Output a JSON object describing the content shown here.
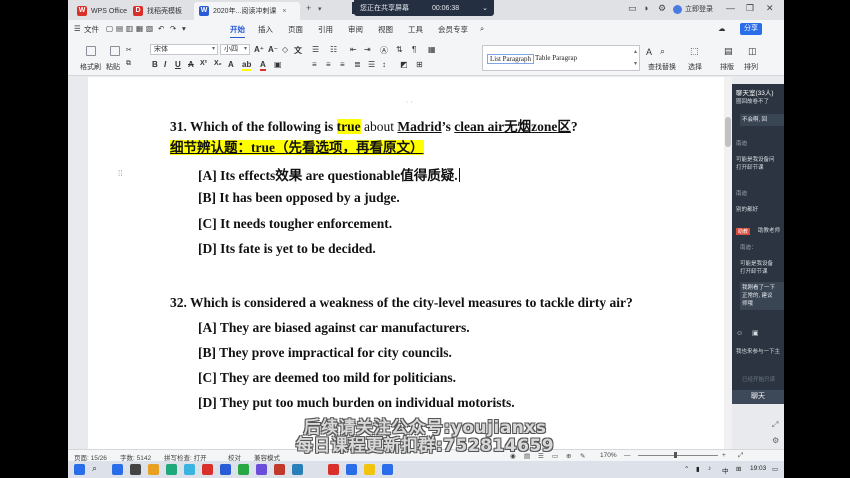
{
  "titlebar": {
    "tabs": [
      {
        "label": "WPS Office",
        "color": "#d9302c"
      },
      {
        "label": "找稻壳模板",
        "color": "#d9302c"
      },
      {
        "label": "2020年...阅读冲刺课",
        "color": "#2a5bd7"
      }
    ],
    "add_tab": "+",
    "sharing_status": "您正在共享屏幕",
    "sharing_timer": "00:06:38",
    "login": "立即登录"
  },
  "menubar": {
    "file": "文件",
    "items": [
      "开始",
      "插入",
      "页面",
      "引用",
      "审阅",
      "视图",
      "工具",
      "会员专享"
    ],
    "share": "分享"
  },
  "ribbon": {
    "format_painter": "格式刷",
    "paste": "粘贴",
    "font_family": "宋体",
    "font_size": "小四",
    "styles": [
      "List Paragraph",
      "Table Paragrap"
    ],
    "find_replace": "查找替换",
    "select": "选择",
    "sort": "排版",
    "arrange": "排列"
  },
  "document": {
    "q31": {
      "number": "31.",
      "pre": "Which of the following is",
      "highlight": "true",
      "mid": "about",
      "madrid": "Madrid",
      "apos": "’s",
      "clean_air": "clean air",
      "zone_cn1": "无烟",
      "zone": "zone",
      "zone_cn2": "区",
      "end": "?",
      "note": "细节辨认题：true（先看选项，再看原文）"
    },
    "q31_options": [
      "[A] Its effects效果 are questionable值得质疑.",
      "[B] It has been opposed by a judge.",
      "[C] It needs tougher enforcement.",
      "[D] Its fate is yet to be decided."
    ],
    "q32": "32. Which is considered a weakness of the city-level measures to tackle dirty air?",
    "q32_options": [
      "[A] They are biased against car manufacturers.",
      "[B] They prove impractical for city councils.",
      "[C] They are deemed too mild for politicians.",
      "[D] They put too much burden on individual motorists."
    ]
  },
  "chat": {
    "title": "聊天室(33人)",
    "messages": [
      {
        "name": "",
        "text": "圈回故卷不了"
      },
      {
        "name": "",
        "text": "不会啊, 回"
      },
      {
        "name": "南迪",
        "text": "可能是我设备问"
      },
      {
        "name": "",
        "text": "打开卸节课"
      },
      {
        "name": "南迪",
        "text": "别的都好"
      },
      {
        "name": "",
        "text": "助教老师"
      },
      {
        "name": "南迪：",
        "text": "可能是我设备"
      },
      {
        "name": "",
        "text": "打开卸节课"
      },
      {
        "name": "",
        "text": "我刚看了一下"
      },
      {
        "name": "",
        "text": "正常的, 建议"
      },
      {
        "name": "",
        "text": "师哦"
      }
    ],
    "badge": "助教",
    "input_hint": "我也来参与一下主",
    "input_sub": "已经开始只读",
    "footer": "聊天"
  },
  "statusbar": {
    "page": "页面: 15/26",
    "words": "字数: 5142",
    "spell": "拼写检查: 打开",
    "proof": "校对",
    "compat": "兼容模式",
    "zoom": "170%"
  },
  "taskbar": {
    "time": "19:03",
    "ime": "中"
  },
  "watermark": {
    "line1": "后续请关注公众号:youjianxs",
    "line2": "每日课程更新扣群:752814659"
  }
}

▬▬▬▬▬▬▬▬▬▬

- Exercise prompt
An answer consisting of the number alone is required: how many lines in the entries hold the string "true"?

- Solution for this task
2